4 Ways To Help Your Child Choose Their Career
Choosing a career is one of the most important decisions one has to make in their life.Generations have been so focussed on the ‘respectable’ nature of a career, that they’ve forgotten about productivity.
Your child will be the most productive, happy, and successful in a career that makes them feel like they’re made for it. A good career choice is one that’s psychologically liberating and positive reinforcement for the individual’s self-esteem.
So, how do you make your child choose a career that’s right for them? How do you help them get a job that won’t make them hate going to the office? Which best parenting practices can you follow to ensure that your child isn’t miserable because of their career choice(s)?
Here are things every parent must keep in mind if they want their child to have a career that leaves their heart and mind satisfied.
1. Stop belittling their competencies –
Long before some children are actually ready to take on their first job, they’re at the mercy of their parents discouraging, sarcastic remarks about their skills/abilities as human beings. So many make snap judgement career choices, with the sole dream of ‘seeing the look on Dad’s/Mom’s face’. It’s sad, and a downhill journey of wasted resources, efforts, and emotions.
It’s very important for parents to recognise their kids’ strengths and interests from the early years. Your child’s interests might change over time, but having parents’ support gives a child the confidence to explore their full potential and helps them find what they really love.
Instead of being critical about your child’s weaknesses, you should focus on what makes your child special from others. A parent’s duty is to guide and motivate their child and not to pull them down.

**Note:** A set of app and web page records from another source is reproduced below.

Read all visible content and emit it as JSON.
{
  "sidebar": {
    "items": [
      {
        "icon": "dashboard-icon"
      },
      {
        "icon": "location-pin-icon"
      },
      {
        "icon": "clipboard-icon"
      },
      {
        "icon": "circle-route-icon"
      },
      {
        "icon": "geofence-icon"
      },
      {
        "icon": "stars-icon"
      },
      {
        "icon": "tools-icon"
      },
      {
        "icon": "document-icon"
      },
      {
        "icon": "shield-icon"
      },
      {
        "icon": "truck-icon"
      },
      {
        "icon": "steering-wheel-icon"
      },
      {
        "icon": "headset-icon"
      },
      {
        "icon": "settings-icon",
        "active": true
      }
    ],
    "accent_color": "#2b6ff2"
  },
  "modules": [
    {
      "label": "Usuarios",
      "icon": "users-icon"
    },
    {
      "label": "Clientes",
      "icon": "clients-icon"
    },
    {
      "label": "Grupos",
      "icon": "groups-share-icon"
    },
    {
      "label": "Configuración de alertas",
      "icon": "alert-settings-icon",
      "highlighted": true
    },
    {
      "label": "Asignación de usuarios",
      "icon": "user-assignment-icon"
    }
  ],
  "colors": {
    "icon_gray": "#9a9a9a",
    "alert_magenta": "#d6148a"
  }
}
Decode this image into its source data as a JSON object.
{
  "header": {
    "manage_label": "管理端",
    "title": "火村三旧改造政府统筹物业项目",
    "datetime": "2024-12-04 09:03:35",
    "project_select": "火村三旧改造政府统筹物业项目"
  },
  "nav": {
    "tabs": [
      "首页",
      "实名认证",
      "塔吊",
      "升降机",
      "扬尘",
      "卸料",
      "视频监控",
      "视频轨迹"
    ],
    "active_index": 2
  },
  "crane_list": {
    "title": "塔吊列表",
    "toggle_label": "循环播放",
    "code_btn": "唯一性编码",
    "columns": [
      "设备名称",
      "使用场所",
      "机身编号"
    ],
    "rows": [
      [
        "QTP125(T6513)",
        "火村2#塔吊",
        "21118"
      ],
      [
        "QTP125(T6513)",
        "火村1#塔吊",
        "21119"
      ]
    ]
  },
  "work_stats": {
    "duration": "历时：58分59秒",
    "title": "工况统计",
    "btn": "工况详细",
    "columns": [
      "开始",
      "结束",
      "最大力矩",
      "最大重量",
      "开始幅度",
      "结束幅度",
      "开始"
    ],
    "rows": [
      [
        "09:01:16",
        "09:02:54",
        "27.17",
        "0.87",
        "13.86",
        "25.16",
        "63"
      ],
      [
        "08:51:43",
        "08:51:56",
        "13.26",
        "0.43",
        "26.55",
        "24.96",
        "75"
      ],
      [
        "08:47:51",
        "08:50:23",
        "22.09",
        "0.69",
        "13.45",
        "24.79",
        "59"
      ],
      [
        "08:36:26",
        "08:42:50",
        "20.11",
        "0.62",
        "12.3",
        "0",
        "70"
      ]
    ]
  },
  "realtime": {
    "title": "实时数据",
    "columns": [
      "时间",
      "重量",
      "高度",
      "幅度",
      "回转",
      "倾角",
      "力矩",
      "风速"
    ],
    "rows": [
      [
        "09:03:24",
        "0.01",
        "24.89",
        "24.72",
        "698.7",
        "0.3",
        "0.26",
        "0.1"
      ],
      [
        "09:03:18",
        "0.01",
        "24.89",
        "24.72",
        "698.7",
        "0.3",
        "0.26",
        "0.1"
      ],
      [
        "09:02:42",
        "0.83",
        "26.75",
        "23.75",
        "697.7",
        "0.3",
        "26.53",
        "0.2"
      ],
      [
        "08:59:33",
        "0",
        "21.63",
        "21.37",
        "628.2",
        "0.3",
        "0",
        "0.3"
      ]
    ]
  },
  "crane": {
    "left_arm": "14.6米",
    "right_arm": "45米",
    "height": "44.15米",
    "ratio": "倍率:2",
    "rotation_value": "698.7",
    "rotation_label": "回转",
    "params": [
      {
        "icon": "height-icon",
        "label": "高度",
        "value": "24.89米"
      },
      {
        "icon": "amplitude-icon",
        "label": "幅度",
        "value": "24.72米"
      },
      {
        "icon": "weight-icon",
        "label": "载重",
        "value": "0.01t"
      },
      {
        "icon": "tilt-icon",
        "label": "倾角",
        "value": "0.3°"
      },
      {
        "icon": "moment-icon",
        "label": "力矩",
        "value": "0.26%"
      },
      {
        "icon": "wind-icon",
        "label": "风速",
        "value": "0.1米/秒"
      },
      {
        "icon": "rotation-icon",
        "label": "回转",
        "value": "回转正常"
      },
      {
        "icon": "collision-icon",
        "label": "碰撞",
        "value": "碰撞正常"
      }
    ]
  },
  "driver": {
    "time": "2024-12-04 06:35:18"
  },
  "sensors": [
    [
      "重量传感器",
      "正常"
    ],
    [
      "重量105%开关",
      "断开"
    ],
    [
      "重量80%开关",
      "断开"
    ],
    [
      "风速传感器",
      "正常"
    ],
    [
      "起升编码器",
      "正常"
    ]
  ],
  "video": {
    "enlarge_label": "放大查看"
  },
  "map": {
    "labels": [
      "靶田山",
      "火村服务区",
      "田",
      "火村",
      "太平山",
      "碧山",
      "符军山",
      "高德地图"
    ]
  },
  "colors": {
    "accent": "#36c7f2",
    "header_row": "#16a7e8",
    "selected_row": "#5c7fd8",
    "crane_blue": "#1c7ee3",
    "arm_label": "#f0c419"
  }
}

In order to please the society, don’t kill your child’s dreams, aspirations, and natural talents.
2. Talk to them regularly about their aspirations –
Know the difference between talking to your children, and talking at them. The dinner table discussion around your child’s career isn’t a chance for you to talk about your (glorious) CV. It’s not the place to think out loud or to rationalise any crappy decisions you ever took. Be grateful for the fact that your child wants to talk about their career plans with you. Aren’t you otherwise always complaining that your child’s ears seem to be for decorative purposes only? Make open-ended observations. “You look so happy and excited when you’re painting”, will fetch you a richer response than, “I don’t see why you’re so obsessive about painting all the time”.
Learn about their aspirations and help them figure out the future prospects. Remember, your child isn’t you. Everyone’s journey is different, and so would be your child’s. It isn’t necessary that your best intentions for your child would prove the best for them. Surely, do talk to your child about your experiences, and the ups and downs, but not in a way it intimidates them from following their dreams.
3. Get your child excited about networking –
This applies not just while your child is looking for a job, but even when he/she is gearing up for university/college applications or internships. Be a facilitator. Offer advice, and contact details of potentially useful connections. Don’t behave like you’re doing them favours. Don’t spoon-feed them. Let them feel the ‘vibe’ that you’re respectful of their progressive transition into independent adulthood; and that you’re happy to give them the space and trust that a young adult needs and deserves.
This would help your child build confidence to face the real world and understand how things actually work. The sooner your child learns the art of networking, the better they would be able to make an informed decision or even grab their dream job.
4. Praise when it’s due; console when necessary –
Not every child makes the perfect career choice(s) at the outset. The journey can be fraught with disillusionment, fear, and feelings of inadequacy. But, that’s what life is all about. It isn’t predictable. Even the most ‘conventional’ and ‘safe’ plans could fail. However, once a failure doesn’t mean always a failure. As a parent, you need to enter their private space with permission, so that they don’t feel patronised. You need to listen more, and speak only that which makes an impact. You need to become a partner, a friend. Be genuinely happy for any success, and try not to hog the limelight by taking personal credit. Focus on your child’s efforts, and the ingenuity with which they attained their success. You’ll convince your child of your faith in them!
Celebrate your child’s accomplishments and help them overcome their failures Also, it’s very important to teach them to not let their success get to their head and their low moments take a toll on their self-confidence. Make them realise the importance of being humble and open to learning-always. You can’t shield/prepare your child enough for their destined share of life experiences. In the context of career decisions, do your best to raise a child who can identify a calling. Not a profession, job, or occupation; but an invitation to that which excites the soul.